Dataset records
--------

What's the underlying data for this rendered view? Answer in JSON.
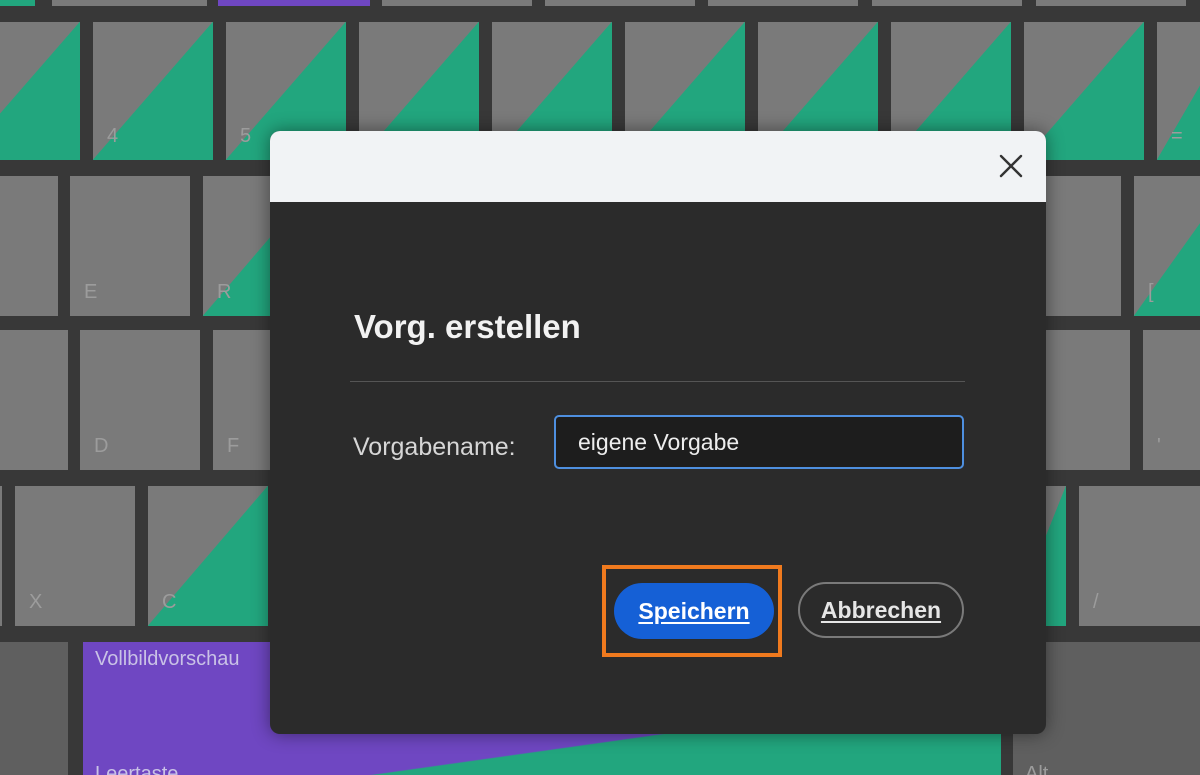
{
  "keyboard": {
    "keys": [
      "4",
      "5",
      "E",
      "R",
      "[",
      "D",
      "F",
      "'",
      "X",
      "C",
      "/",
      "Vollbildvorschau",
      "Leertaste",
      "Alt",
      "="
    ]
  },
  "dialog": {
    "title": "Vorg. erstellen",
    "field_label": "Vorgabename:",
    "field_value": "eigene Vorgabe",
    "save_label": "Speichern",
    "cancel_label": "Abbrechen",
    "close_icon": "close-icon"
  },
  "colors": {
    "accent_blue": "#1560d6",
    "highlight_orange": "#f07a1e",
    "key_green": "#22a67e",
    "key_purple": "#6f47c2",
    "key_gray": "#7a7a7a"
  }
}
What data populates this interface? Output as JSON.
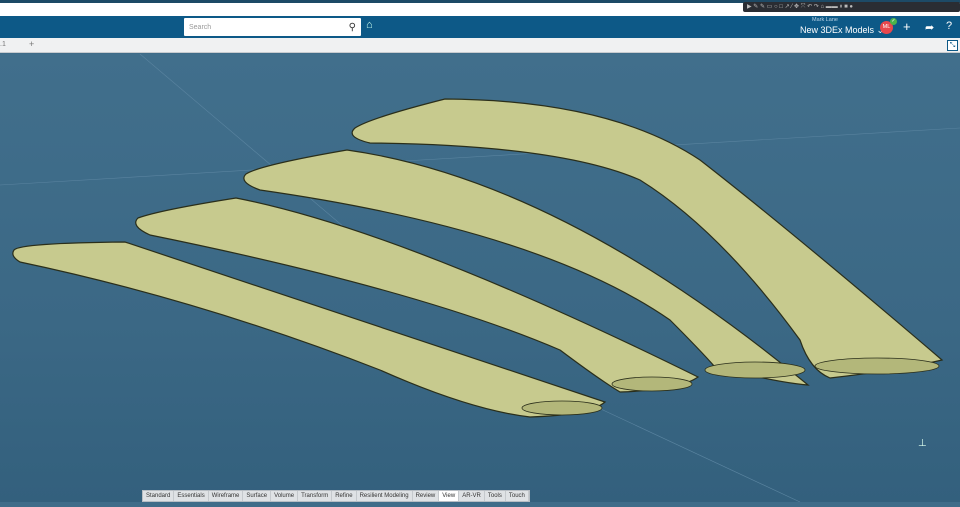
{
  "header": {
    "search_placeholder": "Search",
    "user_name": "Mark Lane",
    "space": "New 3DEx Models",
    "avatar_initials": "ML"
  },
  "tabs": {
    "current": ".1",
    "add": "+"
  },
  "action_bar": [
    "Standard",
    "Essentials",
    "Wireframe",
    "Surface",
    "Volume",
    "Transform",
    "Refine",
    "Resilient Modeling",
    "Review",
    "View",
    "AR-VR",
    "Tools",
    "Touch"
  ],
  "active_tab": "View",
  "colors": {
    "header": "#0d5987",
    "viewport": "#3f6c89",
    "blade": "#c7ca8e"
  }
}
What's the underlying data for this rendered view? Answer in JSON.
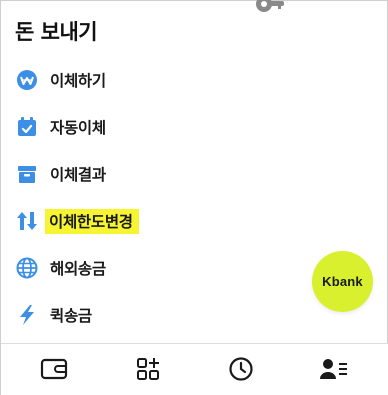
{
  "header": {
    "title": "돈 보내기"
  },
  "menu": {
    "items": [
      {
        "icon": "won-circle-icon",
        "label": "이체하기"
      },
      {
        "icon": "calendar-check-icon",
        "label": "자동이체"
      },
      {
        "icon": "archive-box-icon",
        "label": "이체결과"
      },
      {
        "icon": "up-down-arrows-icon",
        "label": "이체한도변경",
        "highlighted": true
      },
      {
        "icon": "globe-icon",
        "label": "해외송금"
      },
      {
        "icon": "lightning-icon",
        "label": "퀵송금"
      }
    ]
  },
  "fab": {
    "label": "Kbank",
    "color": "#d8f02e"
  },
  "bottom_nav": {
    "tabs": [
      {
        "icon": "wallet-icon"
      },
      {
        "icon": "grid-plus-icon"
      },
      {
        "icon": "clock-icon"
      },
      {
        "icon": "user-list-icon",
        "active": true
      }
    ]
  },
  "colors": {
    "accent_blue": "#3d8fe6",
    "highlight": "#f7f532",
    "text": "#1a1a1a"
  }
}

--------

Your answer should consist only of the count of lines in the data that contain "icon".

11